Now to my point: So, why can't we do this?
Seriously, stop laughing for a moment. Think of it as one of these big annual conventions, like Comic-Con, except less geeky and more tachlis based. The main even would obviously be the dance off, but there would be other things going on as well - perhaps if we made it a several day affair, Taz B'Av could feature a convention center full of wedding planners, jewelers, dress makers, caterers, representatives from halls and bands, etc so the newly engaged couples could pick out the girl's ring and get a head start on the wedding plans. As long as we made sure the event didn't become cost prohibitive - this is for everyone, after all, regardless of the status of their personal bank account - such as providing cheap transportation (maybe commandeered/donated chassidic buses?) and accommodations at nearby hotels, I think this could be a big hit.

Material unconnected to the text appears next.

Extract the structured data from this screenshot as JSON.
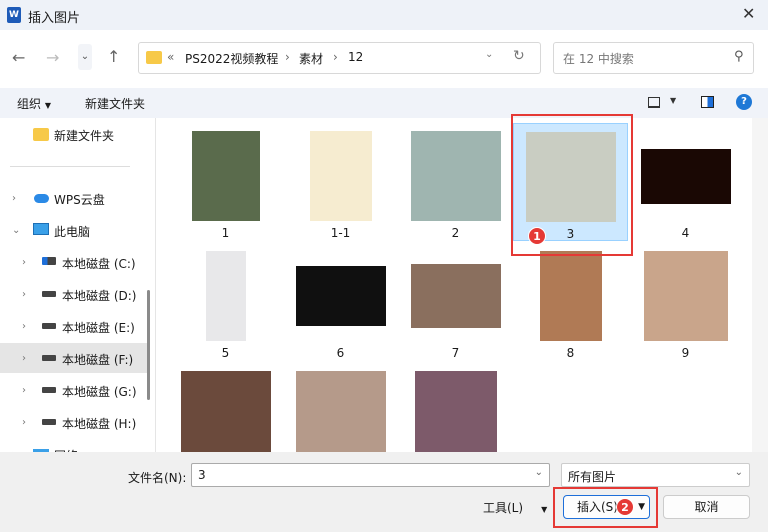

I wonder if this shindig should occur in more than one country, such as America and Israel, or if flights etc could be arranged, to have it in Shiloh as our ancestors did?
Granted, there would have to be an enormous amount of preparation beforehand (months of work, to be sure) registering participants, posting their profiles in advance so the guys could find out about the women who are going to be there (can't just marry someone because she can do the Macarena, after all). The whole system would create a large number of jobs, thus helping the economic status of many forelorn Jews who unfortunately don't have them at the moment, groups like Only Simchas and various caterers could serve as sponsors - and we'd have hundreds, if not thousands, of happily married couples each year.
No more worrying about the age gap problem that we've brough upon ourselves that has induced the current "shidduch crisis" - by bringing together the available young men and women, we'd be doing our hishtadlus to then allow HaShem to take over in His role as Master Shadchan to bring the appropriate couples together. No more wondering if you're going to bump into your bashert in shul, happen to meet him/her through some expensive shadchan, or wonder if you'll sit next to him/her on a flight to Israel. As we've heard many times in recent discussions regarding how the Gemara says it is "difficult" for HaShem to make shidduchim, I think it's time we put more effort in on our end to "help" however we can.
Ok, now that all the readers think I'm totally off my rocker, what do y'all think? Is there some merit to this idea, or am I certifiably crazy?
P.S. Did any of the female readership go dancing in the local vineyard on Monday? Any luck? :p